It has been said that the recent fall and volatile nature of the oil price has undeniably affected exploration and production companies on a global scale. Oil and gas companies are undoubtedly being forced to adjust the way in which they operate within all areas of business. Chris Bredenhann, PwC Africa Oil and Gas Advisory Leader has commented, “oil and gas explorers will be relooking at their budgets and deciding where to allocate their limited capital spend given the substantial decline in the oil price. Overall, low oil prices could have an impact on production undermining certain players in the market.”
Two of Uganda’s oil companies, Tullow Uganda and Total E&P Uganda, portray uncertainty as the two oil giants prepare to lay off a number of employees in the coming months during a time where confidence is low in the market. Jeff Mbanga of The Observer has said, “Halliburton, one of the midstream companies operating in Uganda’s oil industry, recently announced it would cut thousands of jobs across its global operations. Shell has also undertaken similar measures as it seeks to reduce its costs.” As a result of the uncertainty surrounding the larger players, their share prices have dropped more than ever before.

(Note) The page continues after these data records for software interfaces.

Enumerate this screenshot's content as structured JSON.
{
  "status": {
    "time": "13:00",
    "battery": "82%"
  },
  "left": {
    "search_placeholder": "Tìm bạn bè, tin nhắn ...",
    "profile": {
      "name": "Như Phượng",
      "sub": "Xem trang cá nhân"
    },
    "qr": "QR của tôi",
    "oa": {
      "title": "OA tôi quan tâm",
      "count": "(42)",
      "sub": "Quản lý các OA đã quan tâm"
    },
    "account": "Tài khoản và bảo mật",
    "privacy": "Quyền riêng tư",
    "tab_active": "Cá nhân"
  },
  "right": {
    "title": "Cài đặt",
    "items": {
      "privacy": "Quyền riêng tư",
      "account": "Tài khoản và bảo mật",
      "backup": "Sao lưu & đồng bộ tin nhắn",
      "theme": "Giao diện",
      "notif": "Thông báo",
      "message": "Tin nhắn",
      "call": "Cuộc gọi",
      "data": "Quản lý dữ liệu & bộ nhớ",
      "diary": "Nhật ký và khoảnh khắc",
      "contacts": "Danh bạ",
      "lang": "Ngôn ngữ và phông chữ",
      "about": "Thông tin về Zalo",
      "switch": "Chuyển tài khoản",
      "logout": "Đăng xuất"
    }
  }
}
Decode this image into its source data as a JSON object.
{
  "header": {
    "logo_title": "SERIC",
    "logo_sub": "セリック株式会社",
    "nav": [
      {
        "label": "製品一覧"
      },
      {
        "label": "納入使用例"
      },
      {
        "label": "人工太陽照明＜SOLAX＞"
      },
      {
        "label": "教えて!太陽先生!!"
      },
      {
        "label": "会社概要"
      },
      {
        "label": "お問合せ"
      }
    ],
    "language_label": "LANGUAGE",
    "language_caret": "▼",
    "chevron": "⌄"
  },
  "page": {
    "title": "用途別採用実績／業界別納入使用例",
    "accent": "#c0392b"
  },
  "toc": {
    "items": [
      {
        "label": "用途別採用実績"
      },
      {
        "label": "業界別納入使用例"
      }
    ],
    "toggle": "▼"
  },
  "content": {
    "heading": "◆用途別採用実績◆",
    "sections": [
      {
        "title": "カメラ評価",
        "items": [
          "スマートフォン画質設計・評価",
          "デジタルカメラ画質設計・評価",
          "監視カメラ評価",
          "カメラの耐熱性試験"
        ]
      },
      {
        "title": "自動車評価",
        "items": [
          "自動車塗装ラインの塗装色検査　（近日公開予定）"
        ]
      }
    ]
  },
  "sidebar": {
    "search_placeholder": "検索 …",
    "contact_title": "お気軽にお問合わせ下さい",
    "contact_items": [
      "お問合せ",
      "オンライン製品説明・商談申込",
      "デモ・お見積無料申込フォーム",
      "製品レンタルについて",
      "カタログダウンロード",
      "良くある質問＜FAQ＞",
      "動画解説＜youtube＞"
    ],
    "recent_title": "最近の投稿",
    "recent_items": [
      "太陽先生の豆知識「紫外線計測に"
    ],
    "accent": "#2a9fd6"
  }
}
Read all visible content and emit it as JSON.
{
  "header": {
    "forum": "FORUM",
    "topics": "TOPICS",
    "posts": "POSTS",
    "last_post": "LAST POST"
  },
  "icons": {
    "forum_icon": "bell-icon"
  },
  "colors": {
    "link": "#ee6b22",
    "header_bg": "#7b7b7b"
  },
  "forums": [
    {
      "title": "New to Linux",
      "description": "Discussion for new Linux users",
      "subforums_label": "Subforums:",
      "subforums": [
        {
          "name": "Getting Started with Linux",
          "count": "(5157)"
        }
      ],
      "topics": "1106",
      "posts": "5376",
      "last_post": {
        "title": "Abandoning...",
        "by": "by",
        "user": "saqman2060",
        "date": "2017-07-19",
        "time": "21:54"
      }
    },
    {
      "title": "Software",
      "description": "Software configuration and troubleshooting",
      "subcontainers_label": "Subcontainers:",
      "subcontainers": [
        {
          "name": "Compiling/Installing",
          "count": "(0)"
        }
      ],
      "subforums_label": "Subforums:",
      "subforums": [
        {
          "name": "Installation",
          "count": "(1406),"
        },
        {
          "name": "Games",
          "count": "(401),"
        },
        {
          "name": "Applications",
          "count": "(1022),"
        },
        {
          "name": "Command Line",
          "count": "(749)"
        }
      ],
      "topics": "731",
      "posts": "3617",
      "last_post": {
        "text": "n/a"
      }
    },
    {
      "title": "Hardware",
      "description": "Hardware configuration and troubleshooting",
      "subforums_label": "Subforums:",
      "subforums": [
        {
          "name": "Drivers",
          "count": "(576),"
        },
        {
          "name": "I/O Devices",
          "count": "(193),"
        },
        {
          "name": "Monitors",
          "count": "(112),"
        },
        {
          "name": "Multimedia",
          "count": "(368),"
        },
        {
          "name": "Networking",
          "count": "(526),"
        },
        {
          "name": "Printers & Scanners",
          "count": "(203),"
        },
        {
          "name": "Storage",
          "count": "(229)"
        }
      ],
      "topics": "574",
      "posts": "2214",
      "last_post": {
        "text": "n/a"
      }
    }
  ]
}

OPEC is going to meet in Vienna later this year to discuss key steps which should be taken to aid the recovery of the oil price. As of yet, the group have not given any hints as to what these steps will entail. Following the summit, it is hoped that more light will be shed on the industry’s near future. Project extensions are undeniable; Uganda had promised to produce its first barrel of oil by 2008, however numerous predictions have extended this deadline to 2020. Also, despite delays, Mbanga has said that they are determined, as “while it is clear the country is behind schedule, the ministry, as early as February, still promised that oil production would be in 2018.”
Edited from press release by Claira Lloyd